The IRS has rapidly increased audits of tax returns that report micro captive transactions. Specifically, since November 1, 2016, the IRS has deemed the micro captive insurance transactions to be listed transactions. In 2018, the IRS included the micro captive insurance transactions as one of its dirty dozen tax scams. The inclusion of the captive insurance transactions within this listing signaled these transactions as one of the IRS’s top audit priorities. This has not changed. Rather, due to successes that the IRS has had in challenging these captive insurance transactions, including two recent U.S. Tax Court cases, the IRS is aggressively increasing the selection of these returns for audit and assessment.
The IRS has been very successful in attacking these micro captive transactions. In the most recently reported Tax Court case, Averami v. Comm’r, the IRS successfully challenged a micro captive arrangement based on an argument that the arrangement was not “insurance” under normal legal principles. This case involved taxpayers who owned a very successful jewelry business. As a result of their participation in the captive insurance transaction, the jewelers increased their insurance deductions from $150,000/year to $1,100,000. The substantial increase in their insurance coverage was the item of scrutiny in the case. The Tax Court examined the risk distribution and types of risks insured by the taxpayers. The Tax Court agreed with the IRS and concluded that the micro captive transaction in that case failed to distribute risk and that the captive insurance company was not a bona fide insurance company.
More recently, in June 2018, in Reserve Mech. Corp., v. Comm’r., the Tax Court also sustained the IRS’s challenge of a captive insurance transaction on similar grounds. In this case, the Tax Court held that the insurance policies at issue were not bona fide insurance agreements because (1) they involved the circular flow of funds, (2) policies were not negotiated at arm’s length, (3) all the insured’s were obligated to pay the same percentage of premiums, (4) and the premiums were not based upon a proper risk assessment and actuarial determination.
The Reserve Mech Corp case is unique in that it involved the foreign captive insurance company as the Petitioner.
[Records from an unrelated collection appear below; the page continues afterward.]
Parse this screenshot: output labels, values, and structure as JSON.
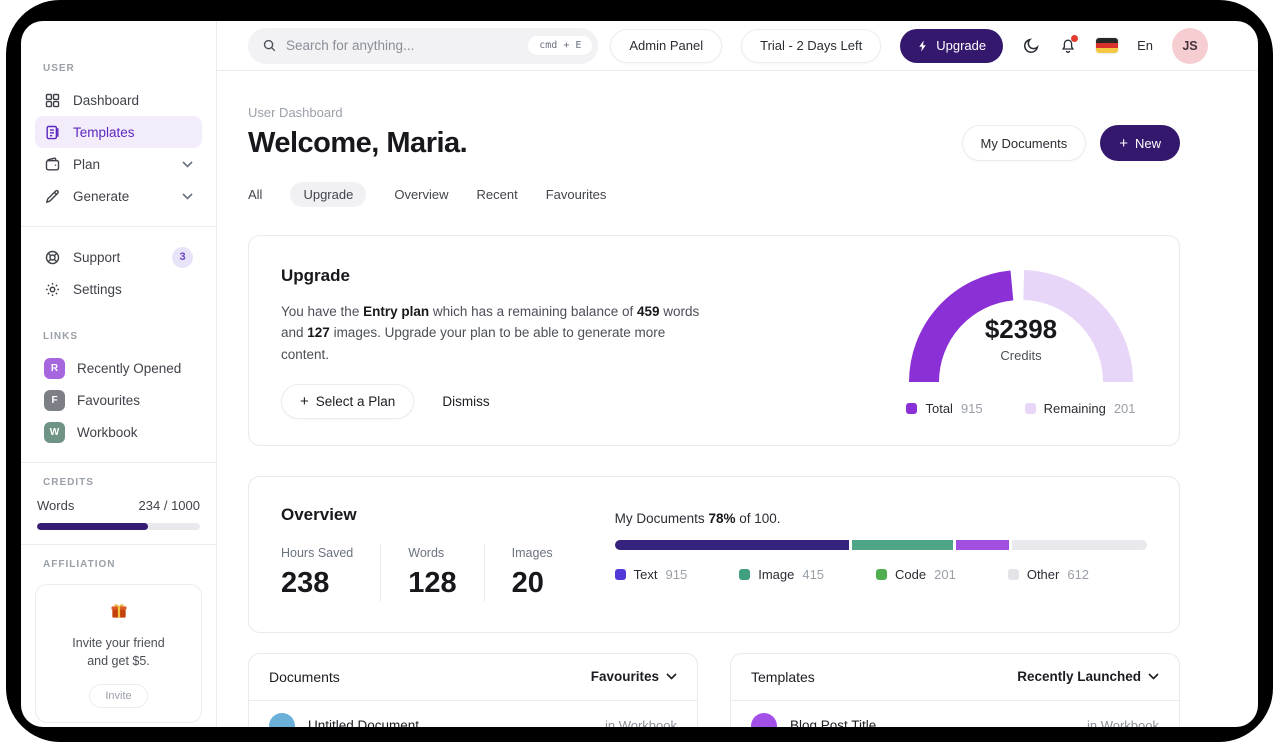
{
  "icons": {
    "plus": "+"
  },
  "sidebar": {
    "user_label": "USER",
    "items": [
      {
        "label": "Dashboard"
      },
      {
        "label": "Templates"
      },
      {
        "label": "Plan"
      },
      {
        "label": "Generate"
      }
    ],
    "secondary": [
      {
        "label": "Support",
        "badge": "3"
      },
      {
        "label": "Settings"
      }
    ],
    "links_label": "LINKS",
    "links": [
      {
        "initial": "R",
        "label": "Recently Opened",
        "color": "#a666dd"
      },
      {
        "initial": "F",
        "label": "Favourites",
        "color": "#7c8086"
      },
      {
        "initial": "W",
        "label": "Workbook",
        "color": "#6f9486"
      }
    ],
    "credits_label": "CREDITS",
    "credits": {
      "label": "Words",
      "value": "234 / 1000",
      "percent": 68,
      "fill_color": "#341d72"
    },
    "affiliation_label": "AFFILIATION",
    "affiliation": {
      "line1": "Invite your friend",
      "line2": "and get $5.",
      "button_label": "Invite"
    }
  },
  "topbar": {
    "search": {
      "placeholder": "Search for anything...",
      "shortcut": "cmd + E"
    },
    "admin_panel_label": "Admin Panel",
    "trial_label": "Trial - 2 Days Left",
    "upgrade_label": "Upgrade",
    "language": "En",
    "avatar_initials": "JS"
  },
  "header": {
    "breadcrumb": "User Dashboard",
    "title": "Welcome, Maria.",
    "my_documents_label": "My Documents",
    "new_label": "New",
    "tabs": [
      {
        "label": "All"
      },
      {
        "label": "Upgrade"
      },
      {
        "label": "Overview"
      },
      {
        "label": "Recent"
      },
      {
        "label": "Favourites"
      }
    ],
    "active_tab": "Upgrade"
  },
  "upgrade_card": {
    "title": "Upgrade",
    "paragraph": {
      "p1": "You have the ",
      "b1": "Entry plan",
      "p2": " which has a remaining balance of ",
      "b2": "459",
      "p3": " words and ",
      "b3": "127",
      "p4": " images. Upgrade your plan to be able to generate more content."
    },
    "select_plan_label": "Select a Plan",
    "dismiss_label": "Dismiss",
    "chart_data": {
      "type": "semicircle-donut",
      "center_value": "$2398",
      "center_label": "Credits",
      "series": [
        {
          "name": "Total",
          "value": 915,
          "color": "#8b2fd6"
        },
        {
          "name": "Remaining",
          "value": 201,
          "color": "#e8d6f8"
        }
      ],
      "display_sweep_pct": 47,
      "gap_deg": 7
    }
  },
  "overview_card": {
    "title": "Overview",
    "stats": [
      {
        "label": "Hours Saved",
        "value": "238"
      },
      {
        "label": "Words",
        "value": "128"
      },
      {
        "label": "Images",
        "value": "20"
      }
    ],
    "chart_data": {
      "type": "stacked-bar",
      "caption_prefix": "My Documents ",
      "caption_bold": "78%",
      "caption_suffix": " of 100.",
      "total": 100,
      "percent": 78,
      "segments": [
        {
          "name": "Text",
          "value": 915,
          "bar_color": "#35227d",
          "legend_color": "#5339d8",
          "width_pct": 44
        },
        {
          "name": "Image",
          "value": 415,
          "bar_color": "#4ea687",
          "legend_color": "#3f9f80",
          "width_pct": 19
        },
        {
          "name": "Code",
          "value": 201,
          "bar_color": "#a14fe0",
          "legend_color": "#4fae4f",
          "width_pct": 10
        },
        {
          "name": "Other",
          "value": 612,
          "bar_color": "#e9e9ed",
          "legend_color": "#e3e3e8",
          "width_pct": 27
        }
      ]
    }
  },
  "documents_card": {
    "title": "Documents",
    "filter_label": "Favourites",
    "rows": [
      {
        "name": "Untitled Document",
        "location": "in Workbook",
        "color": "#6ab0d8"
      }
    ]
  },
  "templates_card": {
    "title": "Templates",
    "filter_label": "Recently Launched",
    "rows": [
      {
        "name": "Blog Post Title",
        "location": "in Workbook",
        "color": "#a350e8"
      }
    ]
  }
}
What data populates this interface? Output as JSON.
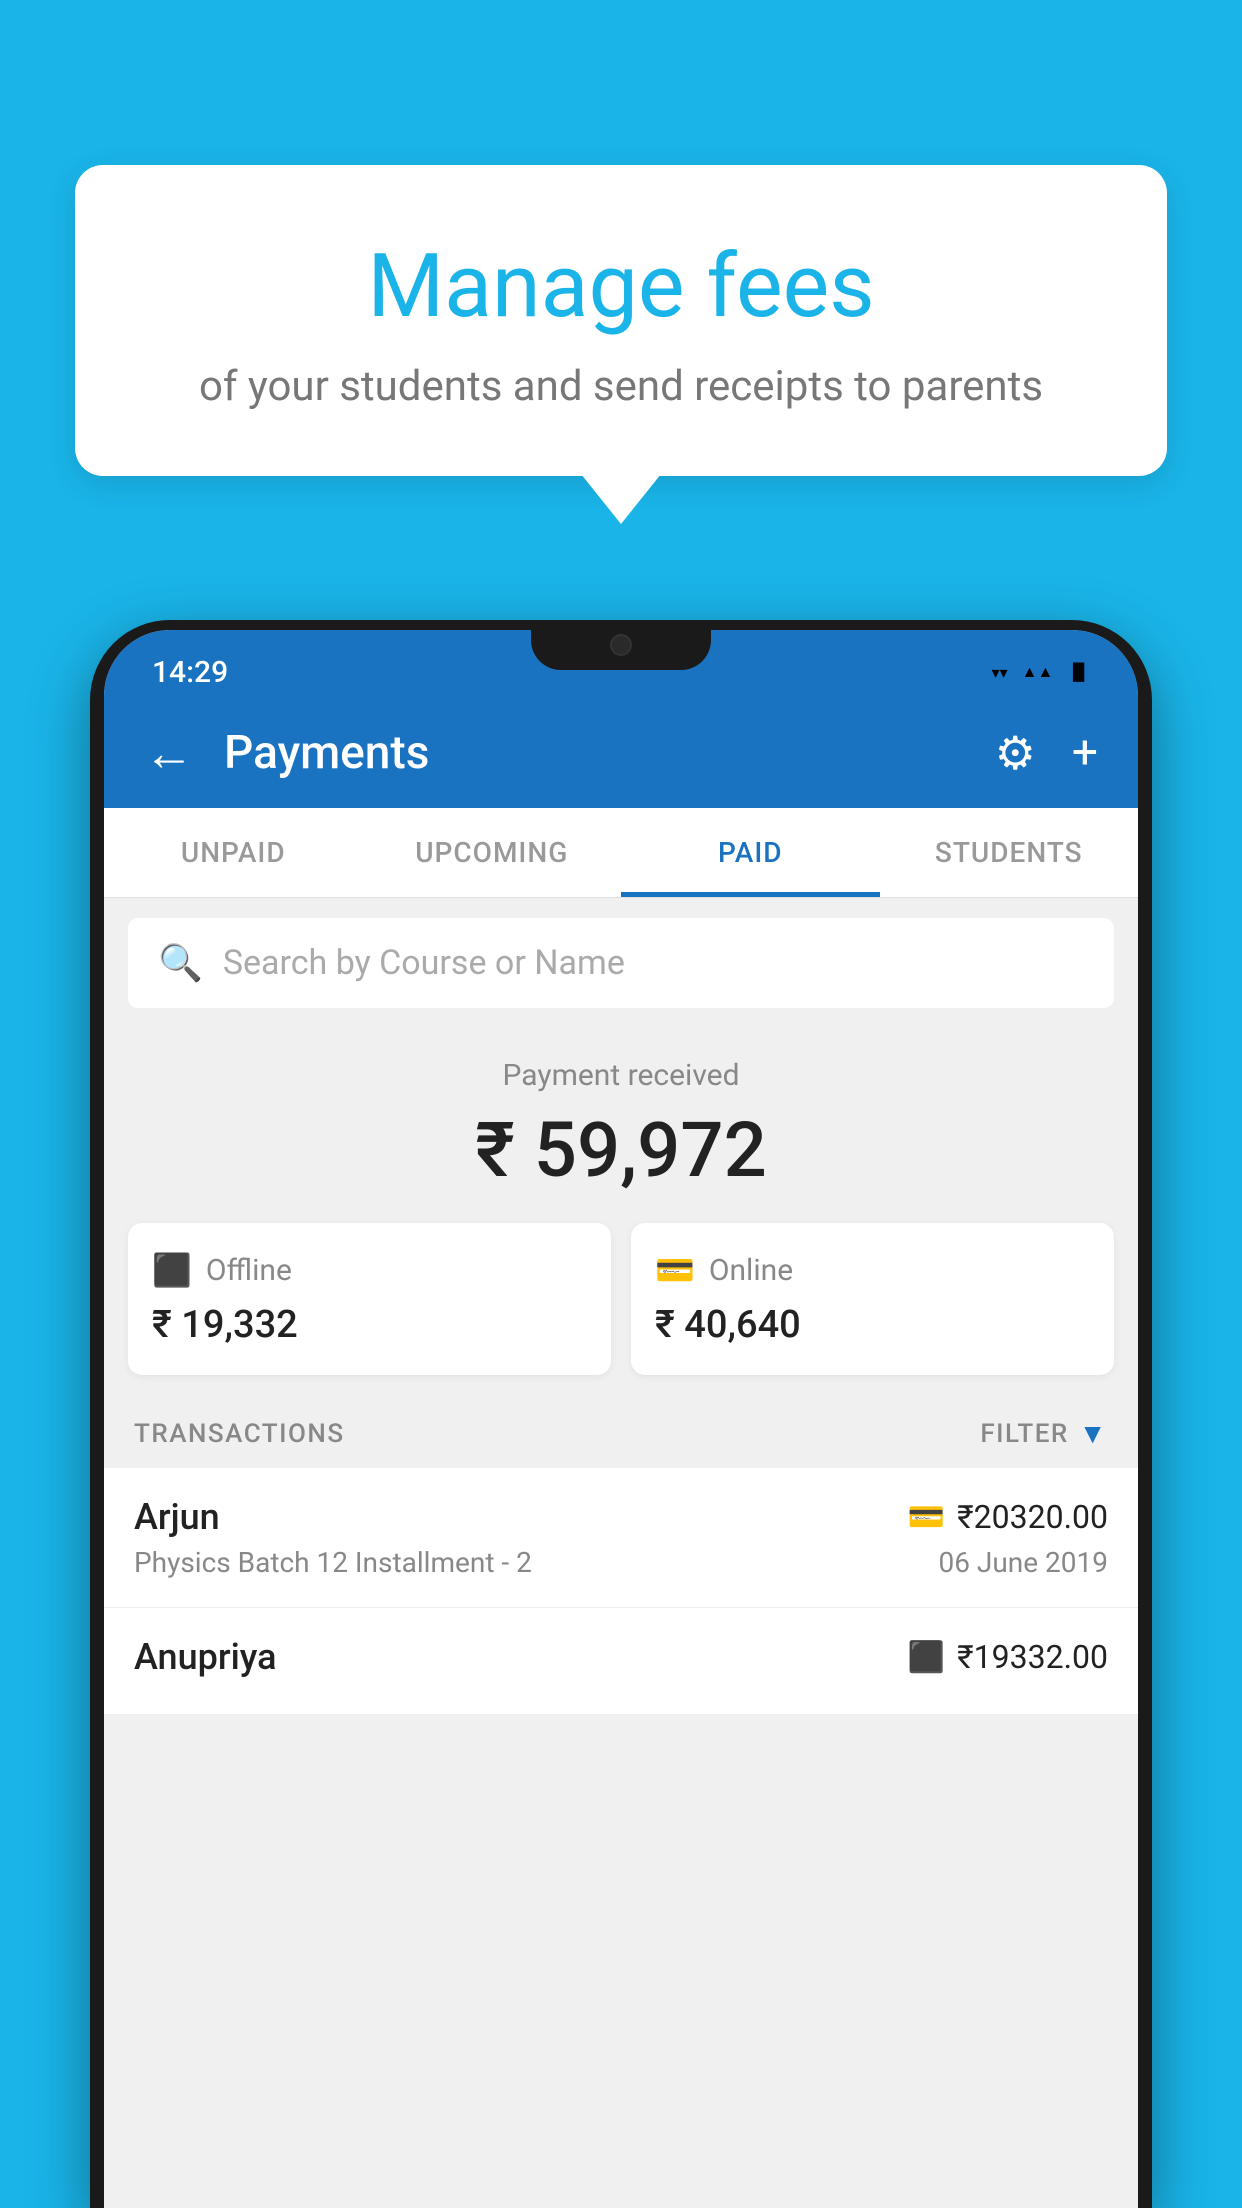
{
  "background_color": "#1ab4e8",
  "bubble": {
    "title": "Manage fees",
    "subtitle": "of your students and send receipts to parents"
  },
  "status_bar": {
    "time": "14:29",
    "wifi": "▼",
    "signal": "▲",
    "battery": "▐"
  },
  "app_bar": {
    "title": "Payments",
    "back_icon": "←",
    "gear_icon": "⚙",
    "plus_icon": "+"
  },
  "tabs": [
    {
      "label": "UNPAID",
      "active": false
    },
    {
      "label": "UPCOMING",
      "active": false
    },
    {
      "label": "PAID",
      "active": true
    },
    {
      "label": "STUDENTS",
      "active": false
    }
  ],
  "search": {
    "placeholder": "Search by Course or Name"
  },
  "payment_summary": {
    "label": "Payment received",
    "amount": "₹ 59,972",
    "offline": {
      "label": "Offline",
      "amount": "₹ 19,332"
    },
    "online": {
      "label": "Online",
      "amount": "₹ 40,640"
    }
  },
  "transactions": {
    "header": "TRANSACTIONS",
    "filter": "FILTER",
    "rows": [
      {
        "name": "Arjun",
        "course": "Physics Batch 12 Installment - 2",
        "amount": "₹20320.00",
        "date": "06 June 2019",
        "payment_type": "card"
      },
      {
        "name": "Anupriya",
        "amount": "₹19332.00",
        "payment_type": "offline"
      }
    ]
  }
}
The captive insurance plan at issue in this case was designed and managed by Capstone.
We represented a number of taxpayers in IRS audits that include a review of captive insurance transactions. In these recent audits, the IRS asserted both the insurance argument that was sustained in the Averami and Reserve Mech. Corp. decisions, as well as more recently asserting an economic substance argument under I.R.C. §7701(i). Under the economic substance argument, the IRS is essentially arguing that the micro captive transaction does not serve any economic substance and that it is created solely for purposes of generating tax deductions and savings.
Importantly, in the recent audit examinations, the IRS has also proposed the substantial 40% penalty, on top of the tax assessments. This 40% penalty is authorized under I.R.C. §6662(b)(6) if the transaction at issue is deemed to lack economic substance.
The IRS is vigorously looking for and initiating audit examinations of captive insurance transactions. Now that these transactions are required to be disclosed on the returns, it is easy for the IRS to select and audit these returns. If you participated in a captive insurance transaction, we recommend getting an independent review of the policy and premiums to ensure that you are in compliance with the law and can withstand IRS scrutiny. Unfortunately, there are many captive insurance transactions that were set up in an abusive manner. Due to this, all captive insurance transaction will face intense scrutiny by the IRS. Please contact the tax attorneys at Terrence A. Grady & Associates, to discuss your plan and any tax exposure you might have related to the transactions.